* _DATASET ENTRIES_
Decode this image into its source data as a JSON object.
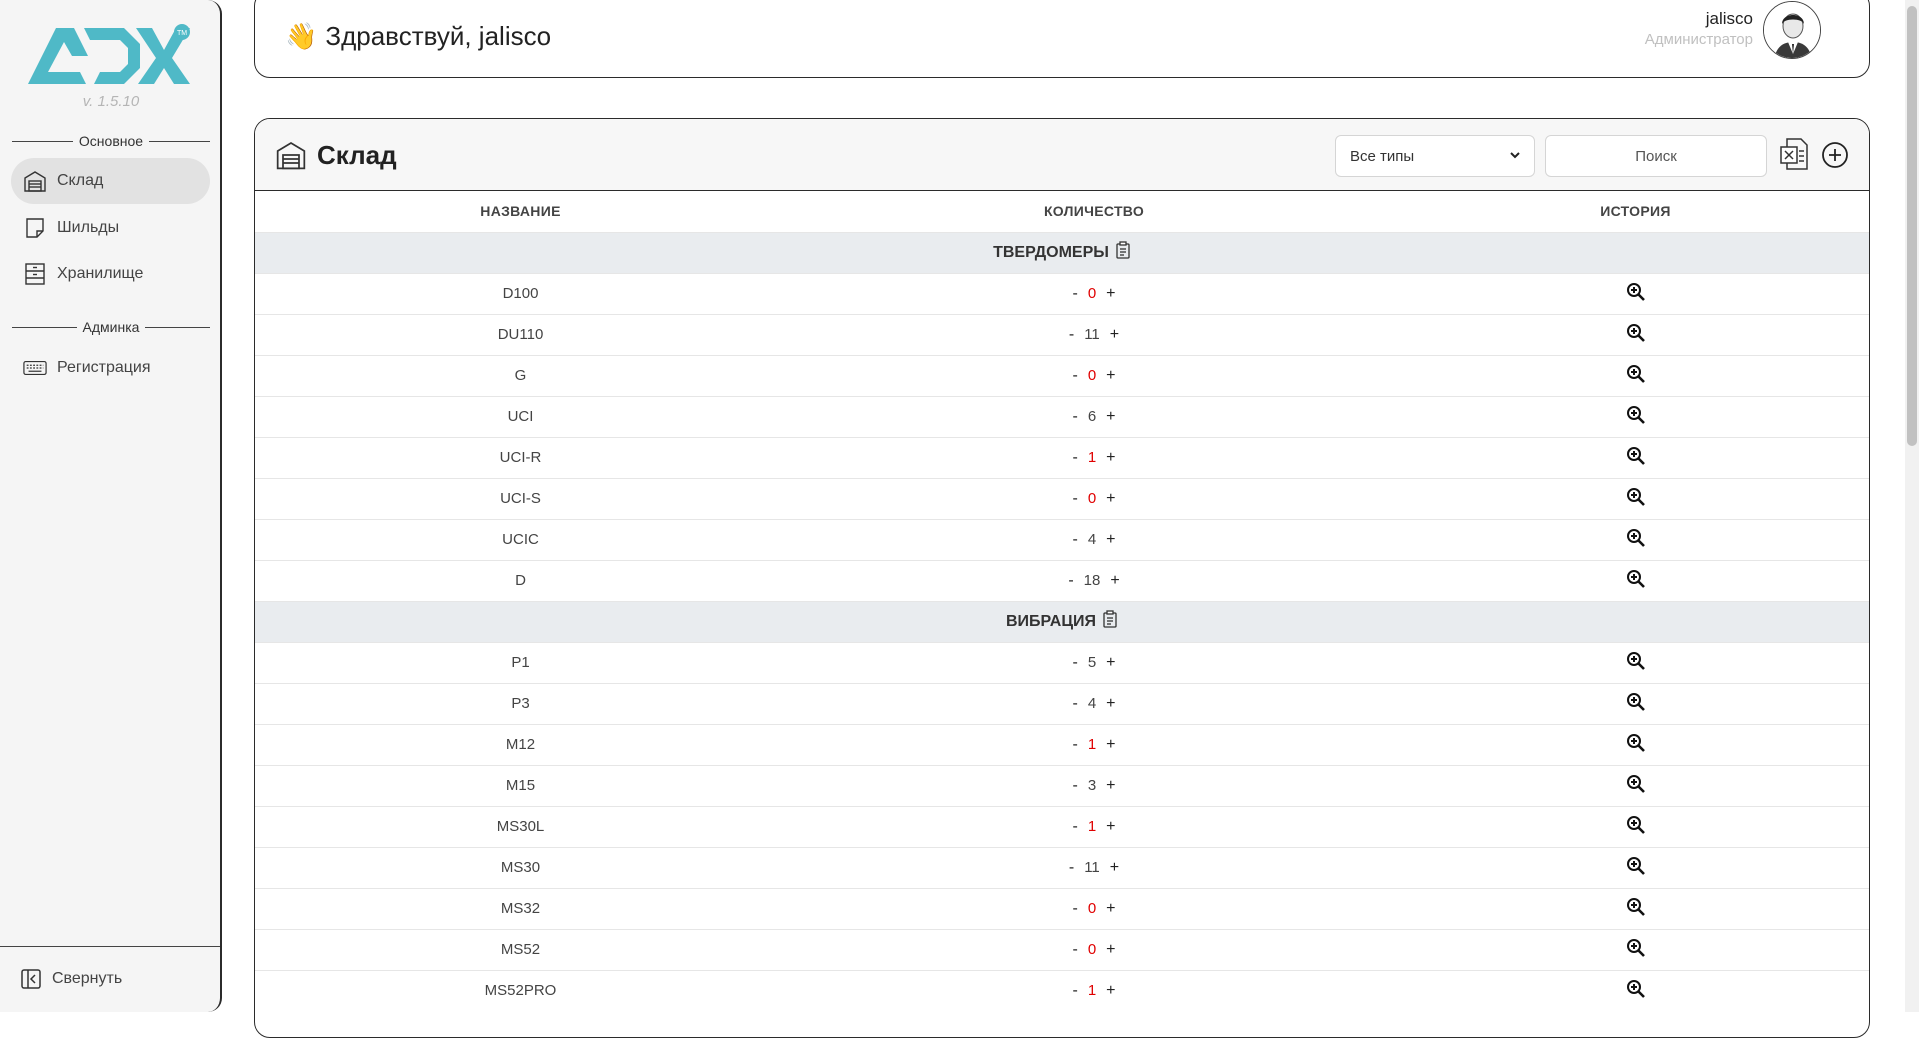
{
  "app": {
    "version": "v. 1.5.10"
  },
  "sidebar": {
    "sections": [
      {
        "label": "Основное"
      },
      {
        "label": "Админка"
      }
    ],
    "items": [
      {
        "label": "Склад",
        "icon": "warehouse-icon",
        "active": true
      },
      {
        "label": "Шильды",
        "icon": "note-icon",
        "active": false
      },
      {
        "label": "Хранилище",
        "icon": "cabinet-icon",
        "active": false
      },
      {
        "label": "Регистрация",
        "icon": "keyboard-icon",
        "active": false
      }
    ],
    "collapse_label": "Свернуть"
  },
  "header": {
    "greeting": "Здравствуй, jalisco",
    "greeting_emoji": "👋",
    "user_name": "jalisco",
    "user_role": "Администратор"
  },
  "warehouse": {
    "title": "Склад",
    "filter_selected": "Все типы",
    "search_placeholder": "Поиск",
    "columns": [
      "НАЗВАНИЕ",
      "КОЛИЧЕСТВО",
      "ИСТОРИЯ"
    ],
    "groups": [
      {
        "name": "ТВЕРДОМЕРЫ",
        "rows": [
          {
            "name": "D100",
            "qty": "0"
          },
          {
            "name": "DU110",
            "qty": "11"
          },
          {
            "name": "G",
            "qty": "0"
          },
          {
            "name": "UCI",
            "qty": "6"
          },
          {
            "name": "UCI-R",
            "qty": "1"
          },
          {
            "name": "UCI-S",
            "qty": "0"
          },
          {
            "name": "UCIC",
            "qty": "4"
          },
          {
            "name": "D",
            "qty": "18"
          }
        ]
      },
      {
        "name": "ВИБРАЦИЯ",
        "rows": [
          {
            "name": "P1",
            "qty": "5"
          },
          {
            "name": "P3",
            "qty": "4"
          },
          {
            "name": "M12",
            "qty": "1"
          },
          {
            "name": "M15",
            "qty": "3"
          },
          {
            "name": "MS30L",
            "qty": "1"
          },
          {
            "name": "MS30",
            "qty": "11"
          },
          {
            "name": "MS32",
            "qty": "0"
          },
          {
            "name": "MS52",
            "qty": "0"
          },
          {
            "name": "MS52PRO",
            "qty": "1"
          }
        ]
      }
    ],
    "qty_minus": "-",
    "qty_plus": "+"
  },
  "colors": {
    "accent": "#4fb9c7",
    "alert": "#e00000",
    "group_bg": "#e9ecef"
  }
}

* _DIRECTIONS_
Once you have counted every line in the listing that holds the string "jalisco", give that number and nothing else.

* _RESPONSE BELOW_
2